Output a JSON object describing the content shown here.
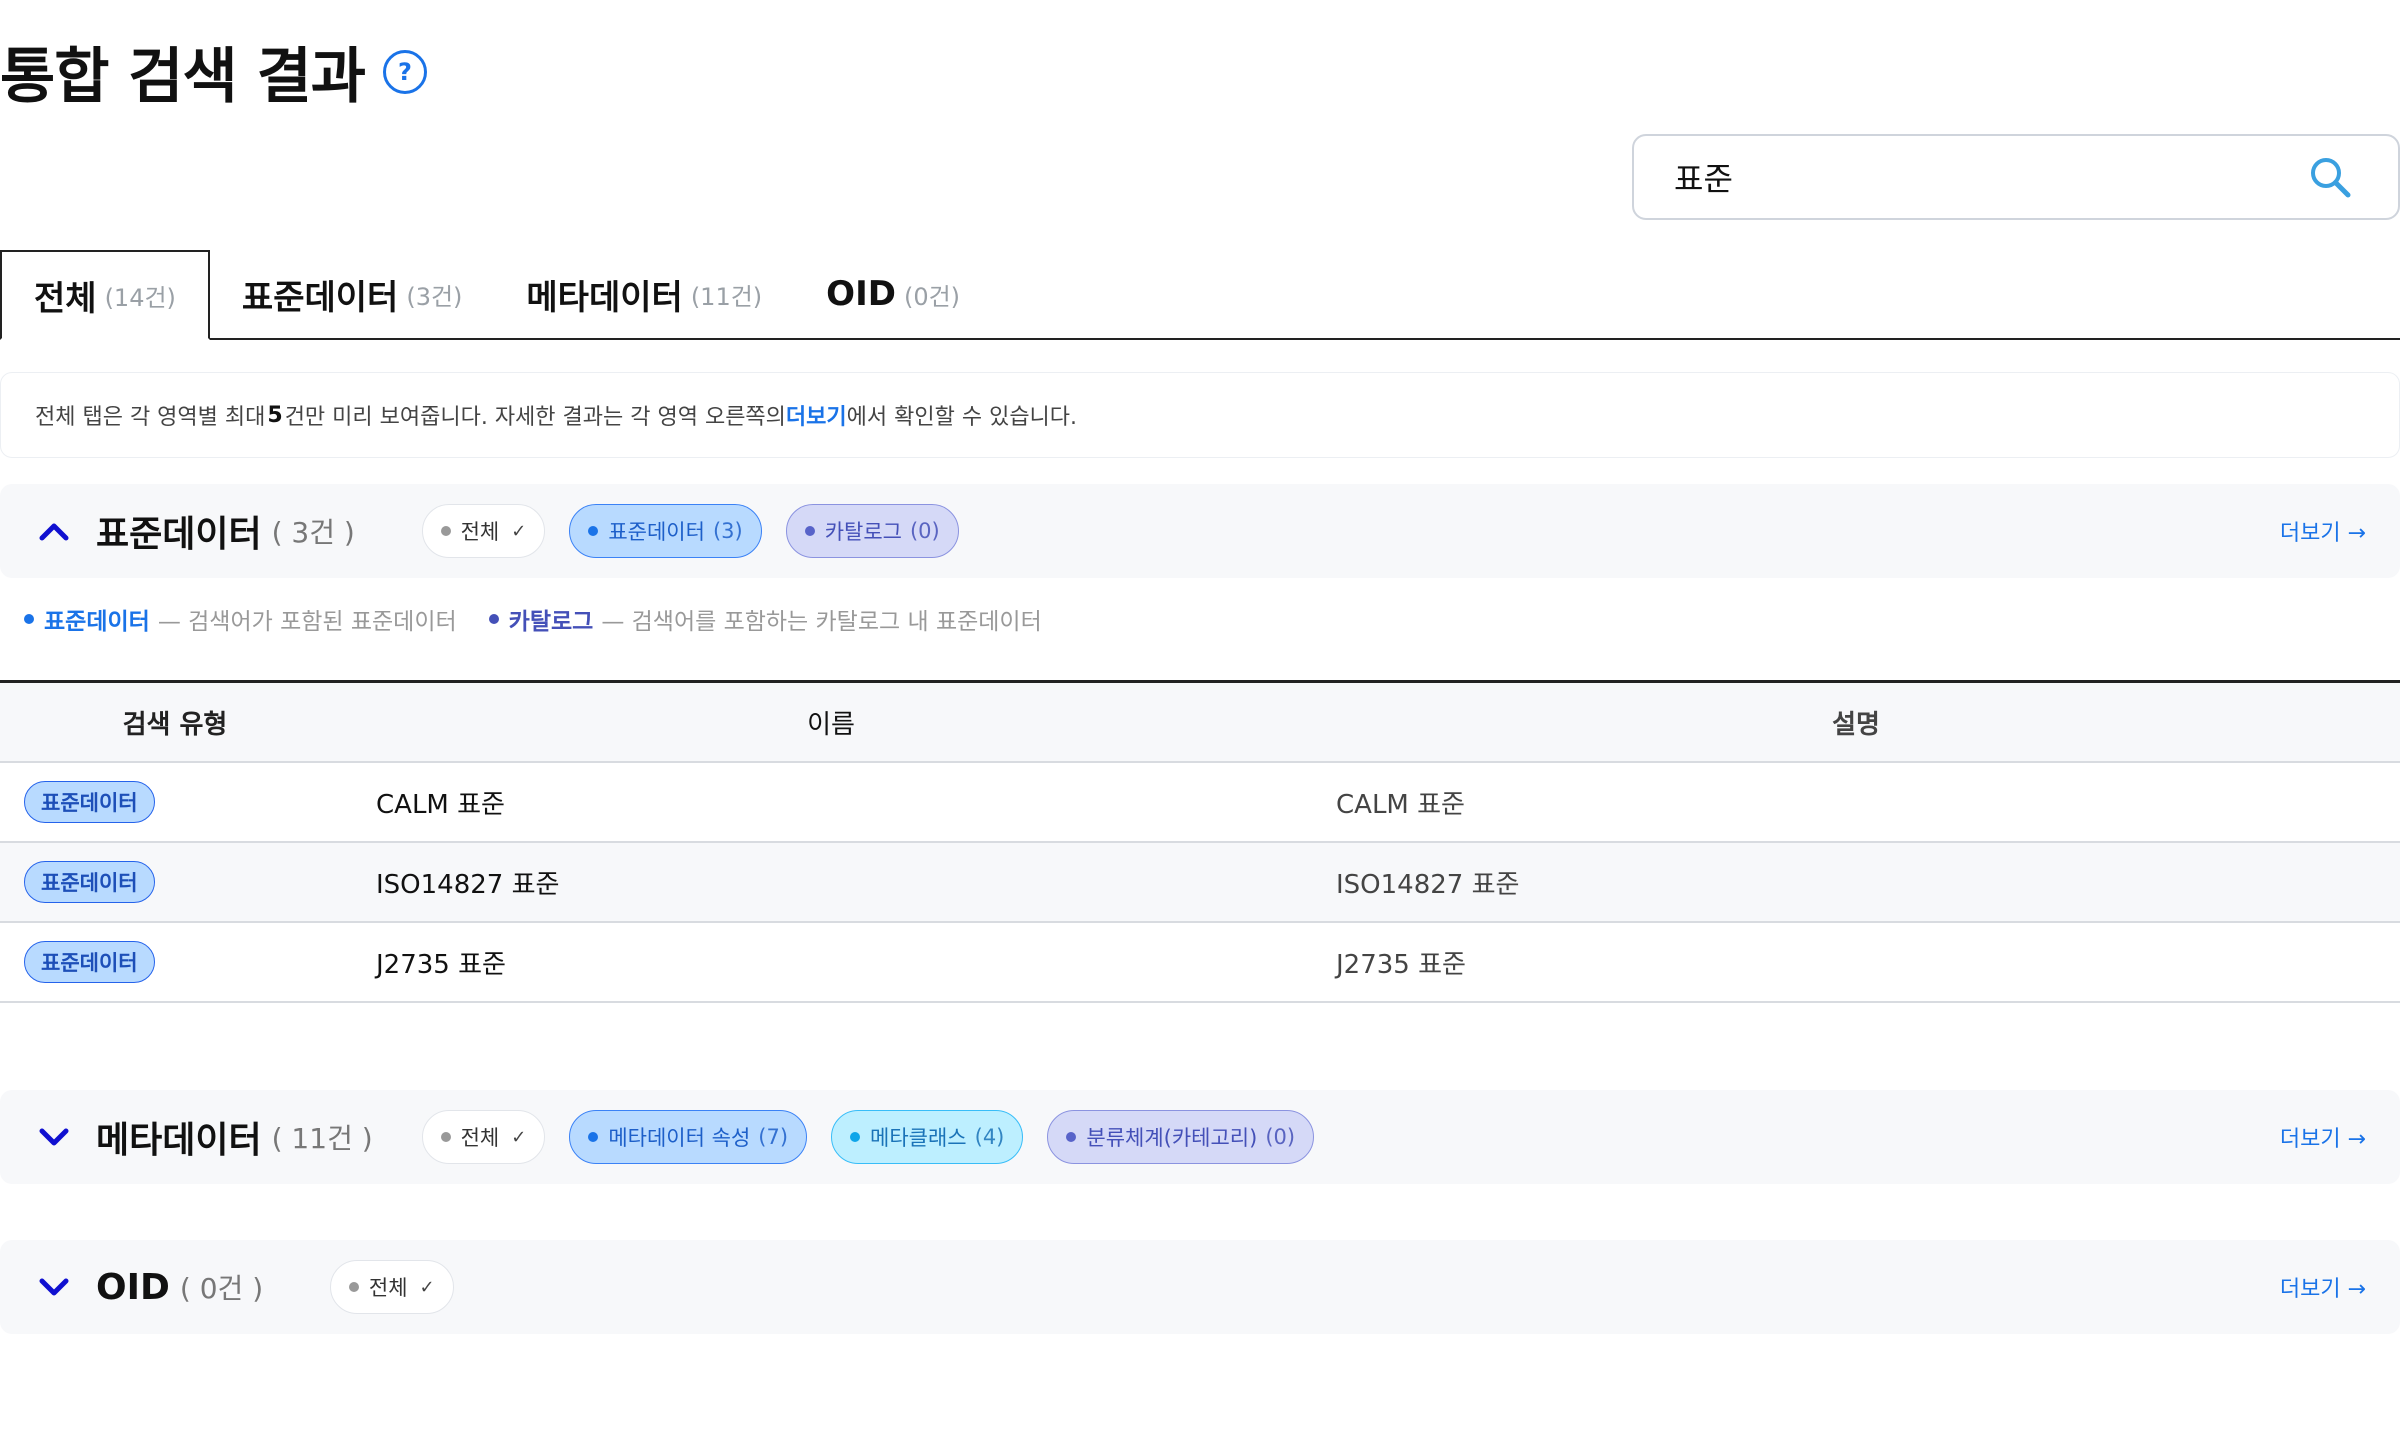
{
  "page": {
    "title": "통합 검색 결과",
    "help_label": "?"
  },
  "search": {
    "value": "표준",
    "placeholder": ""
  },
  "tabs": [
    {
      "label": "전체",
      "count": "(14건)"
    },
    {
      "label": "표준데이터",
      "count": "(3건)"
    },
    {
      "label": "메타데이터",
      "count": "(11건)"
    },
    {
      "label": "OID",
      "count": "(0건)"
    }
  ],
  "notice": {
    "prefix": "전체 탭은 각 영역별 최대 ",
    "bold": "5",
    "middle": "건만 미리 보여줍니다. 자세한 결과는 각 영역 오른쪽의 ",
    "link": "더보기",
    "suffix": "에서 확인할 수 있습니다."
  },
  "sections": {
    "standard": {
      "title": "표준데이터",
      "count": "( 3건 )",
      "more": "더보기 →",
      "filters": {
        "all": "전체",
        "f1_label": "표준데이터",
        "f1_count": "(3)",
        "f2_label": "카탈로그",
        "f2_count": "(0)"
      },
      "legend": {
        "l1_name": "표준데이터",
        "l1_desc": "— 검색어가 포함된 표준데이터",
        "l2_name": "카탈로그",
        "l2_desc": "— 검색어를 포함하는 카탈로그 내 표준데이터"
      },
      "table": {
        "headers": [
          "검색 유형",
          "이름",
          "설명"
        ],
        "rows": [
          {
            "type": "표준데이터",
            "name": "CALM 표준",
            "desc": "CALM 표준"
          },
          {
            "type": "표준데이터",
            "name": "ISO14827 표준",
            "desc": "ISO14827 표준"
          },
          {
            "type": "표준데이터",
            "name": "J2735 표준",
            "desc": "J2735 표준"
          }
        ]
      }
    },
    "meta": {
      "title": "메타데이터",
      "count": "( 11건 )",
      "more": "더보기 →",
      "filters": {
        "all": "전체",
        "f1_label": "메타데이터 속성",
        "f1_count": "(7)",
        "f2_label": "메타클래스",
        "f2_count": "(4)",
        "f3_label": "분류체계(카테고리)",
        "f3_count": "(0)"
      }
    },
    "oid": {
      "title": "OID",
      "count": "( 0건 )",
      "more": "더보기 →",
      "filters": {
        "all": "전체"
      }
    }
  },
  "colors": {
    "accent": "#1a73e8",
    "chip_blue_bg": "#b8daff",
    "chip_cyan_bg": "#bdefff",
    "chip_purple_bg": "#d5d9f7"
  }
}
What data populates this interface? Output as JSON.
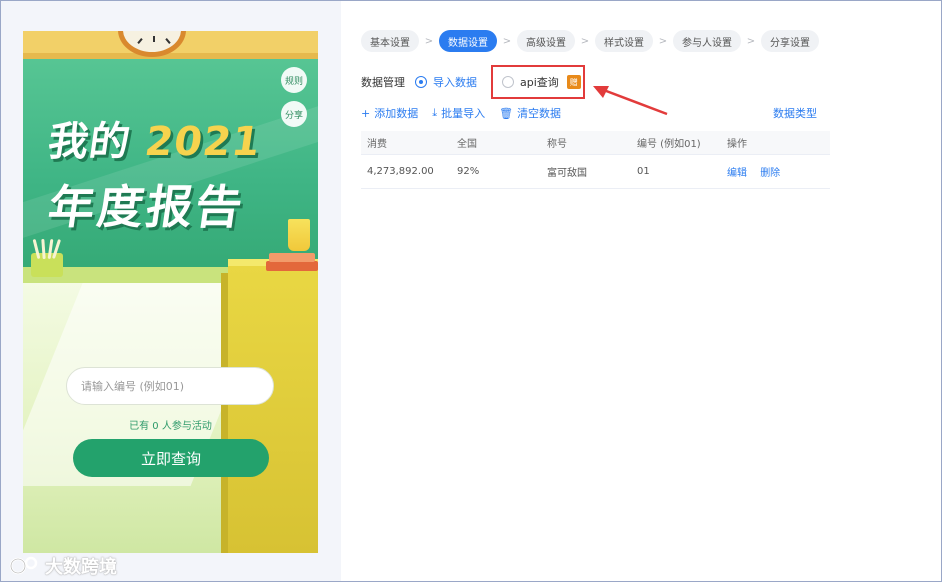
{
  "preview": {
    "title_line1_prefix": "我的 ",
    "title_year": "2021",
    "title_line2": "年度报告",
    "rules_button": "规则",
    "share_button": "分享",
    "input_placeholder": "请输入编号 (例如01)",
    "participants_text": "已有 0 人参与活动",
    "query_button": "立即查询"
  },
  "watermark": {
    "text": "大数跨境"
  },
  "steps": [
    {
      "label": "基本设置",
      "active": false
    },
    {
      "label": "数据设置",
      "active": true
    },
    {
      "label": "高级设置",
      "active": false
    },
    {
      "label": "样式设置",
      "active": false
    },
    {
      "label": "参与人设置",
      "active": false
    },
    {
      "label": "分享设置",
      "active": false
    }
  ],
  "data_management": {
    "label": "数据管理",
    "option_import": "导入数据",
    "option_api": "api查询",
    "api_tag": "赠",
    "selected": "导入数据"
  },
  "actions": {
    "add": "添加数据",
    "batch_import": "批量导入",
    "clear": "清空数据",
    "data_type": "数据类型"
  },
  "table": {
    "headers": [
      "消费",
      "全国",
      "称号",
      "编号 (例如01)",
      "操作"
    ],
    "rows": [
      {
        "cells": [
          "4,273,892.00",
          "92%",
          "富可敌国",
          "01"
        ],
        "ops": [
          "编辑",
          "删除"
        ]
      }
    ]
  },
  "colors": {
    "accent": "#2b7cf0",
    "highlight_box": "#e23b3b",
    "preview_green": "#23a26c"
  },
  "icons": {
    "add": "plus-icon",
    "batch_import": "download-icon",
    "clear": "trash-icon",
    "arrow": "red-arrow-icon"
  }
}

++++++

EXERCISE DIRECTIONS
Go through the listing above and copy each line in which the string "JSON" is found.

RESPONSE
Output a JSON object describing the content shown here.
What data populates this interface? Output as JSON.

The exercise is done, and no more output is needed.